Assignment:
Return the entries in their entirety, precisely as given.

Records supplied:

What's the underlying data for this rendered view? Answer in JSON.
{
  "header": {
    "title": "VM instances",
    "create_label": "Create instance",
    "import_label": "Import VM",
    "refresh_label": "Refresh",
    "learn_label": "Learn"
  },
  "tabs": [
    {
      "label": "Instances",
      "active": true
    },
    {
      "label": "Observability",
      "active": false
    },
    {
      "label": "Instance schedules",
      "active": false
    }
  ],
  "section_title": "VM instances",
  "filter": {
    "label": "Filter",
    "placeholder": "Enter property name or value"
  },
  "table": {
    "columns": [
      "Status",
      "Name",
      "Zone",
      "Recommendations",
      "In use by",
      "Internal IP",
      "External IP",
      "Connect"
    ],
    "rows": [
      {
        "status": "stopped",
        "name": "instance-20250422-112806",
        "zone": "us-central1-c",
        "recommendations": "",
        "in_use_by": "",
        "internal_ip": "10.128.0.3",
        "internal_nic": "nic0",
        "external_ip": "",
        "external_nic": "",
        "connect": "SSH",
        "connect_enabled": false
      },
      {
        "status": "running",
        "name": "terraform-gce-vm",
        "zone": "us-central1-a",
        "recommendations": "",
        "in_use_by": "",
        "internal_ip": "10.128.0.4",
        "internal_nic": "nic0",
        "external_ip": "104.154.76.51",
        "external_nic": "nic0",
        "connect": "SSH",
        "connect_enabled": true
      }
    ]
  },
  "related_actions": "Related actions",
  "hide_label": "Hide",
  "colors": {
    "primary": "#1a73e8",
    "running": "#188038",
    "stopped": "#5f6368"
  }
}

Result below:
What's the underlying data for this rendered view? Answer in JSON.
{
  "header": {
    "title": "VM instances",
    "create_label": "Create instance",
    "import_label": "Import VM",
    "refresh_label": "Refresh",
    "learn_label": "Learn"
  },
  "tabs": [
    {
      "label": "Instances",
      "active": true
    },
    {
      "label": "Observability",
      "active": false
    },
    {
      "label": "Instance schedules",
      "active": false
    }
  ],
  "section_title": "VM instances",
  "filter": {
    "label": "Filter",
    "placeholder": "Enter property name or value"
  },
  "table": {
    "columns": [
      "Status",
      "Name",
      "Zone",
      "Recommendations",
      "In use by",
      "Internal IP",
      "External IP",
      "Connect"
    ],
    "rows": [
      {
        "status": "stopped",
        "name": "instance-20250422-112806",
        "zone": "us-central1-c",
        "recommendations": "",
        "in_use_by": "",
        "internal_ip": "10.128.0.3",
        "internal_nic": "nic0",
        "external_ip": "",
        "external_nic": "",
        "connect": "SSH",
        "connect_enabled": false
      },
      {
        "status": "running",
        "name": "terraform-gce-vm",
        "zone": "us-central1-a",
        "recommendations": "",
        "in_use_by": "",
        "internal_ip": "10.128.0.4",
        "internal_nic": "nic0",
        "external_ip": "104.154.76.51",
        "external_nic": "nic0",
        "connect": "SSH",
        "connect_enabled": true
      }
    ]
  },
  "related_actions": "Related actions",
  "hide_label": "Hide",
  "colors": {
    "primary": "#1a73e8",
    "running": "#188038",
    "stopped": "#5f6368"
  }
}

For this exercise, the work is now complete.